Which of the lines below mention the word "Customers"? Pull each one out.
....
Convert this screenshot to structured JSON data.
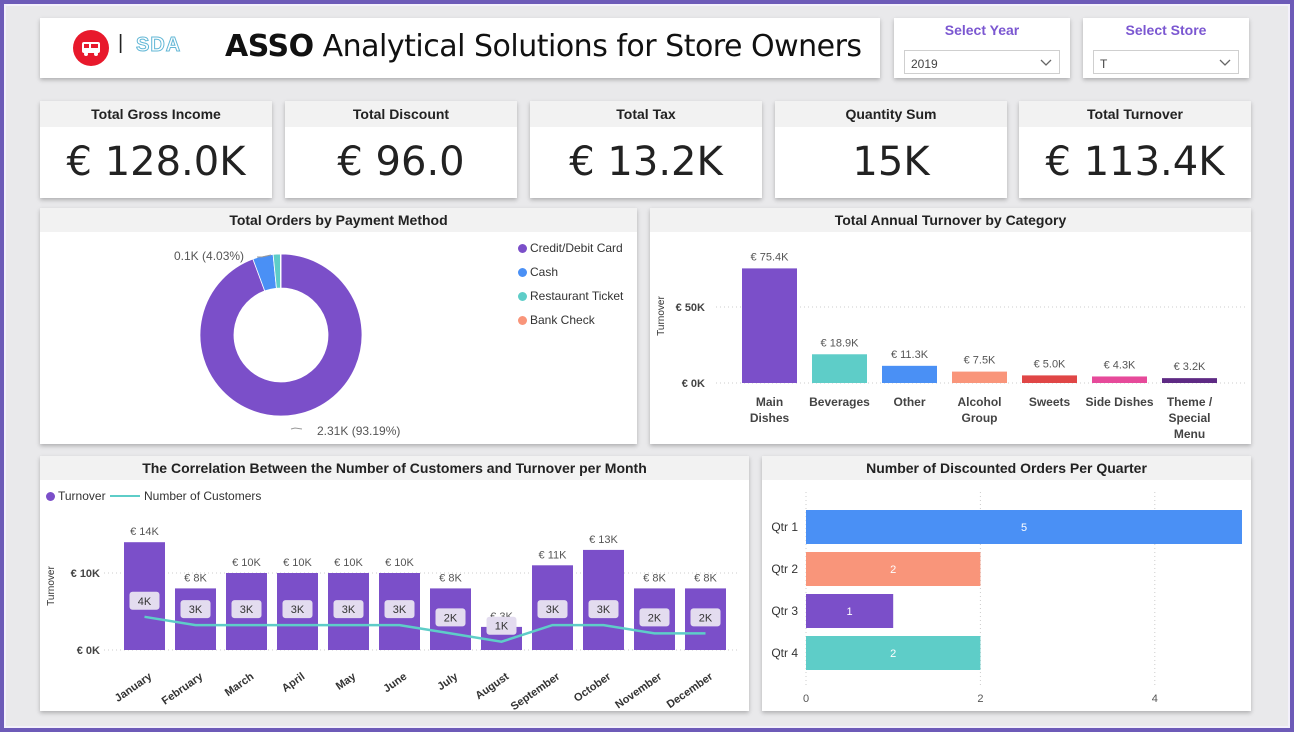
{
  "header": {
    "brand_sep": "|",
    "brand_sda": "SDA",
    "title_bold": "ASSO",
    "title_rest": " Analytical Solutions for Store Owners"
  },
  "slicers": {
    "year": {
      "label": "Select Year",
      "value": "2019"
    },
    "store": {
      "label": "Select Store",
      "value": "T"
    }
  },
  "kpis": [
    {
      "label": "Total Gross Income",
      "value": "€ 128.0K"
    },
    {
      "label": "Total Discount",
      "value": "€ 96.0"
    },
    {
      "label": "Total Tax",
      "value": "€ 13.2K"
    },
    {
      "label": "Quantity Sum",
      "value": "15K"
    },
    {
      "label": "Total Turnover",
      "value": "€ 113.4K"
    }
  ],
  "colors": {
    "purple": "#7b4fc9",
    "teal": "#5ecdc8",
    "blue": "#4a90f5",
    "salmon": "#f9957a",
    "red": "#e04646",
    "pink": "#e64a9a",
    "darkpurple": "#5e2a84"
  },
  "chart_data": [
    {
      "type": "pie",
      "title": "Total Orders by Payment Method",
      "categories": [
        "Credit/Debit Card",
        "Cash",
        "Restaurant Ticket",
        "Bank Check"
      ],
      "values": [
        2.31,
        0.1,
        0.035,
        0.003
      ],
      "data_labels": [
        "2.31K (93.19%)",
        "0.1K (4.03%)"
      ],
      "colors": [
        "#7b4fc9",
        "#4a90f5",
        "#5ecdc8",
        "#f9957a"
      ],
      "legend": "right"
    },
    {
      "type": "bar",
      "title": "Total Annual Turnover by Category",
      "ylabel": "Turnover",
      "y_ticks": [
        "€ 0K",
        "€ 50K"
      ],
      "ylim": [
        0,
        100000
      ],
      "categories": [
        [
          "Main",
          "Dishes"
        ],
        [
          "Beverages"
        ],
        [
          "Other"
        ],
        [
          "Alcohol",
          "Group"
        ],
        [
          "Sweets"
        ],
        [
          "Side Dishes"
        ],
        [
          "Theme /",
          "Special",
          "Menu"
        ]
      ],
      "values": [
        75400,
        18900,
        11300,
        7500,
        5000,
        4300,
        3200
      ],
      "data_labels": [
        "€ 75.4K",
        "€ 18.9K",
        "€ 11.3K",
        "€ 7.5K",
        "€ 5.0K",
        "€ 4.3K",
        "€ 3.2K"
      ],
      "colors": [
        "#7b4fc9",
        "#5ecdc8",
        "#4a90f5",
        "#f9957a",
        "#e04646",
        "#e64a9a",
        "#5e2a84"
      ]
    },
    {
      "type": "bar",
      "title": "The Correlation Between the Number of Customers and Turnover per Month",
      "ylabel": "Turnover",
      "y_ticks": [
        "€ 0K",
        "€ 10K"
      ],
      "ylim": [
        0,
        20000
      ],
      "legend": "top-left",
      "categories": [
        "January",
        "February",
        "March",
        "April",
        "May",
        "June",
        "July",
        "August",
        "September",
        "October",
        "November",
        "December"
      ],
      "series": [
        {
          "name": "Turnover",
          "type": "bar",
          "values": [
            14000,
            8000,
            10000,
            10000,
            10000,
            10000,
            8000,
            3000,
            11000,
            13000,
            8000,
            8000
          ],
          "labels": [
            "€ 14K",
            "€ 8K",
            "€ 10K",
            "€ 10K",
            "€ 10K",
            "€ 10K",
            "€ 8K",
            "€ 3K",
            "€ 11K",
            "€ 13K",
            "€ 8K",
            "€ 8K"
          ]
        },
        {
          "name": "Number of Customers",
          "type": "line",
          "values": [
            4000,
            3000,
            3000,
            3000,
            3000,
            3000,
            2000,
            1000,
            3000,
            3000,
            2000,
            2000
          ],
          "labels": [
            "4K",
            "3K",
            "3K",
            "3K",
            "3K",
            "3K",
            "2K",
            "1K",
            "3K",
            "3K",
            "2K",
            "2K"
          ]
        }
      ]
    },
    {
      "type": "bar",
      "title": "Number of Discounted Orders Per Quarter",
      "orientation": "horizontal",
      "categories": [
        "Qtr 1",
        "Qtr 2",
        "Qtr 3",
        "Qtr 4"
      ],
      "values": [
        5,
        2,
        1,
        2
      ],
      "x_ticks": [
        "0",
        "2",
        "4"
      ],
      "xlim": [
        0,
        5
      ],
      "colors": [
        "#4a90f5",
        "#f9957a",
        "#7b4fc9",
        "#5ecdc8"
      ]
    }
  ]
}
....
Result below:
      "title": "The Correlation Between the Number of Customers and Turnover per Month",
          "name": "Number of Customers",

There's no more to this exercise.